*** Data for the task ***
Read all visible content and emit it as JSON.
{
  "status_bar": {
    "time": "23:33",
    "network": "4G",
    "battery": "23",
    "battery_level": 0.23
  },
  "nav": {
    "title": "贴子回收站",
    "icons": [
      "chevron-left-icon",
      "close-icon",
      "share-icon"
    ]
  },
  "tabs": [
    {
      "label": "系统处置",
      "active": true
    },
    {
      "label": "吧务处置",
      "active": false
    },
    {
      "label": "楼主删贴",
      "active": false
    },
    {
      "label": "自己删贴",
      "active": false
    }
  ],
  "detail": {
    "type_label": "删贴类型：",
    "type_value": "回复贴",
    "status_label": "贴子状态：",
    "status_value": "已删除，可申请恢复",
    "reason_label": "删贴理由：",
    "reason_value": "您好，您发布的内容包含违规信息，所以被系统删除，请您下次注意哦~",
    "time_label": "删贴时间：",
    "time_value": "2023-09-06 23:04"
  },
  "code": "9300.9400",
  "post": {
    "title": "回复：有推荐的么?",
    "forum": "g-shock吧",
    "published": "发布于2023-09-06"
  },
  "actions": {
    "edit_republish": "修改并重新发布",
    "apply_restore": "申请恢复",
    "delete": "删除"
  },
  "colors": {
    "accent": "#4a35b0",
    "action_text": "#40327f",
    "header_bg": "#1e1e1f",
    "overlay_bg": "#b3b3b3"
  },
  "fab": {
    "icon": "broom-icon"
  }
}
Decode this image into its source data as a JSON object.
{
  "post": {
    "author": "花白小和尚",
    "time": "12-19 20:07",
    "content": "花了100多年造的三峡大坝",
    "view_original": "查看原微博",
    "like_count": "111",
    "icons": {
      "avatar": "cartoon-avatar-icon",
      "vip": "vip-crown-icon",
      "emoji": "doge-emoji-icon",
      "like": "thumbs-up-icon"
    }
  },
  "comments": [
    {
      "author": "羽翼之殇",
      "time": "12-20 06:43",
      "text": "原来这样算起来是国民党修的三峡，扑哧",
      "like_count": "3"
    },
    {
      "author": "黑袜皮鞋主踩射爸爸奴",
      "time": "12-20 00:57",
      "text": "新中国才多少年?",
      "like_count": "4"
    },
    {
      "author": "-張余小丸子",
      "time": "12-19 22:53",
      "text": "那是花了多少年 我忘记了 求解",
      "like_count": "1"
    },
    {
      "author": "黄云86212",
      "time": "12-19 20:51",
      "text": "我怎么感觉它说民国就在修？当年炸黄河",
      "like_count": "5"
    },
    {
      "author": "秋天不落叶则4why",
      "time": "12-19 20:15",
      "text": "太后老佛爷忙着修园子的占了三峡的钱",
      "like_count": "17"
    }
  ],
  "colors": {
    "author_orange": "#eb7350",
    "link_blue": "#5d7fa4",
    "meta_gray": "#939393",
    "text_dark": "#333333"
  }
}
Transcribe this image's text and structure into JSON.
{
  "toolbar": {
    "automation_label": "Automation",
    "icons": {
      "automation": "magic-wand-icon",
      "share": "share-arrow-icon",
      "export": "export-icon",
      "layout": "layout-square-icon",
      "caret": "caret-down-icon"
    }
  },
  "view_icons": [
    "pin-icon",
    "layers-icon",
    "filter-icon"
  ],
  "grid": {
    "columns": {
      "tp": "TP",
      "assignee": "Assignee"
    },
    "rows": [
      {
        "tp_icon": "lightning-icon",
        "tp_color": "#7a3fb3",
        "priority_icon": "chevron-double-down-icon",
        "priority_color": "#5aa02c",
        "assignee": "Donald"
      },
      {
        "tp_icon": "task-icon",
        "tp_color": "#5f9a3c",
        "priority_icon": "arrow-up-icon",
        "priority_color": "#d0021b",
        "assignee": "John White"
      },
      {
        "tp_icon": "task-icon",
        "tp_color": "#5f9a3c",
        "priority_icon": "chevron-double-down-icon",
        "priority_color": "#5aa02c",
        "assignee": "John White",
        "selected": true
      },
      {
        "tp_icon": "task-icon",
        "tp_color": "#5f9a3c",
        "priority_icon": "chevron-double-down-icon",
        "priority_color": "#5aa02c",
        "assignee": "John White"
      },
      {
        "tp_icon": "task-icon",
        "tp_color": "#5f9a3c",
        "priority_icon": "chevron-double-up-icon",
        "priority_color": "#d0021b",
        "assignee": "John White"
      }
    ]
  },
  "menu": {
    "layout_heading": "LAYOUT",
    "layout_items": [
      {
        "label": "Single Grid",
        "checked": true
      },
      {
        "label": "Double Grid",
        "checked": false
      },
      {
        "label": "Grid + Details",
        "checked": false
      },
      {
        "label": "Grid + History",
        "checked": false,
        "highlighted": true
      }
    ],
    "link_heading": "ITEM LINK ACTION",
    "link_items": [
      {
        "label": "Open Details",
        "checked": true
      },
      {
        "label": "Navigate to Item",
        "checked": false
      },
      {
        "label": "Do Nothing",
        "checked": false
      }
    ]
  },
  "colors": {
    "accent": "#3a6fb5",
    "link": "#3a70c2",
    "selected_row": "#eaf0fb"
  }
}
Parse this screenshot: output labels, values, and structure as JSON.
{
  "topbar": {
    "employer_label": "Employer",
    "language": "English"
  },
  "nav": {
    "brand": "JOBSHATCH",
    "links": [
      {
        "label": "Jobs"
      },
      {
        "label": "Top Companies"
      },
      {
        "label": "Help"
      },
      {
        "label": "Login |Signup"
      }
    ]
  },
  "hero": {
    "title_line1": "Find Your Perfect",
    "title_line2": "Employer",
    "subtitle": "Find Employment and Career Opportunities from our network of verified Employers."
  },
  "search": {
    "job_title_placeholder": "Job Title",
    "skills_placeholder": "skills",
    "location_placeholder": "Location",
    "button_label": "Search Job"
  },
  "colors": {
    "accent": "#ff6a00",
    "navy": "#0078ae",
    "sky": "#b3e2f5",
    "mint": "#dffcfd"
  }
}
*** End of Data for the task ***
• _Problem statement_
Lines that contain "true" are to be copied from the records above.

• _Finished task_
      "active": true
        "selected": true
        "checked": true
        "highlighted": true
        "checked": true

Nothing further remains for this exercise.